This week Bea Hernández shared the slides from her talk at SatRDays on my favourite two topics – football and graphs! The Kafka connector that we’ve previously featured was released in the Confluent Marketplace, and Michael Hunger showed us how to analyse StackOverflow data using the Neo4j Graph Algorithms library.
GraphTour EU continues after a week’s break. The next two locations are Stockholm on 5th March, and Berlin on 12th March. There are still tickets available, so don’t forget to register if those two cities are local to you!
Featured Community Member: Jhonathan de Souza Soares

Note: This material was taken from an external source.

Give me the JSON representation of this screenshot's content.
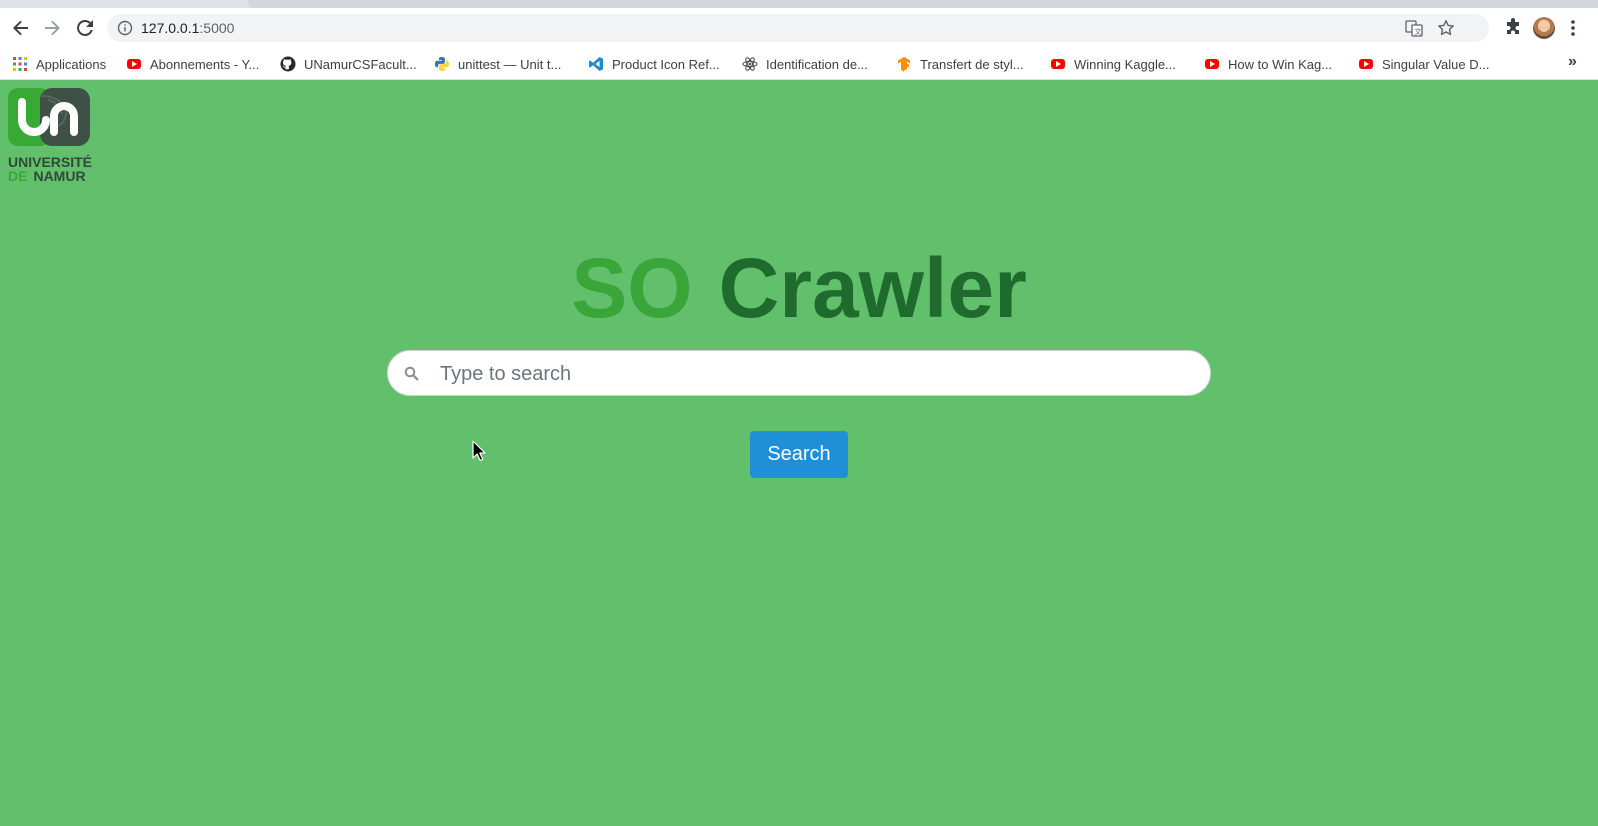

This week’s featured community members is Jhonathan de Souza Soares.
Jhonathan de Souza Soares – This Week’s Featured Community Member
Jhonathan is an educator at Universidade Estadual de Campinas, a .NET Architect, a Microsoft MVP, and a Certified Neo4j Developer from São Paulo, Brazil.
Jhonathan has been very engaged in the Neo4j community for many years. He’s actively involved in the organization of regional NoSQL conferences and many local meetups in his area. Frequently, he presents on Neo4j-related topics at these events. In addition to his activity in the local tech community in Sao Paulo, his self-determination and motivation to help others learn and adopt graph databases into their stack has motivated him to volunteer to translate the EBook: Definitive Guide to Graph Databases to Portuguese.
He was also the first in our community to register his local event for Global Graph Celebration Day for April 15th!. As a community, we would like to thank you for all that you do for us, Jhonathan!
All About the Kafka Connect Neo4j Sink Plugin
Michael Hunger and Andrea Santurbano published an article on the Confluent blog announcing the release of the Kafka Connect Neo4j Sink on Confluent Hub.
This release builds on the Kafka Sink – Neo4j extension that we’ve previously featured, but now makes it available via remote connections over the binary bolt protocol. This means that you can now stream your events from Apache Kafka® directly into Neo4j to create, update and enrich your graph structures.
On the podcast: Amy Hodler
This week on the Graphistania podcast, Rik interviewed Amy Hodler, Graph Analytics and AI Program Manager at Neo4j.
Amy is the author of the upcoming O’Reilly book Graph Algorithms: Practical Examples in Apache Spark and Neo4j. The book will be released in Spring 2019, but you can view an Early Access version via O’Reilly’s Safari platform.
They talk about Amy’s experience writing the book, her path into the world of graphs via books written by Nassim Nicholas Taleb and James Gleick, and Amy’s predictions for the future of graphs and AI.
How to Automate Neo4j Deploys on Azure
David Allen continues his series of posts showing how to automate Neo4j deployments on the major cloud platforms, this time sharing his automation scripts for Microsoft Azure.
TagOverflow – Correlating Tags in Stackoverflow
In this week’s Neo4j Online Meetup, Michael Hunger shows us how to analyse StackOverflow data using the Neo4j Graph Algorithms library.
Michael shows how to compute tag correlations using the Jaccard Similarity algorithm, and then use those correlations to run other graph algorithms, such as PageRank, Betweenness Centrality, and Label Propagation.
Michael also published his work in a blog post back in December 2018.
Football meets graphs
Last weekend Bea Hernández presented Football meets graphs at the SatRDays conference.
Bea shows how to model football matches in a graph, and then home advantage and competitiveness using matches from La Liga and the Premier League.
Tweet of the Week
My favourite tweet this week was by Marc Duby:
Meta analysis of single variant (orange) association with phenotypes (blue) that are grouped by phenotype family (pink) pulled from a #neo4j graph DB. pic.twitter.com/TmDDcZe7Mf— Marc Duby (@geneticsdev) February 26, 2019
Don’t forget to RT if you liked it too.
That’s all for this week. Have a great weekend!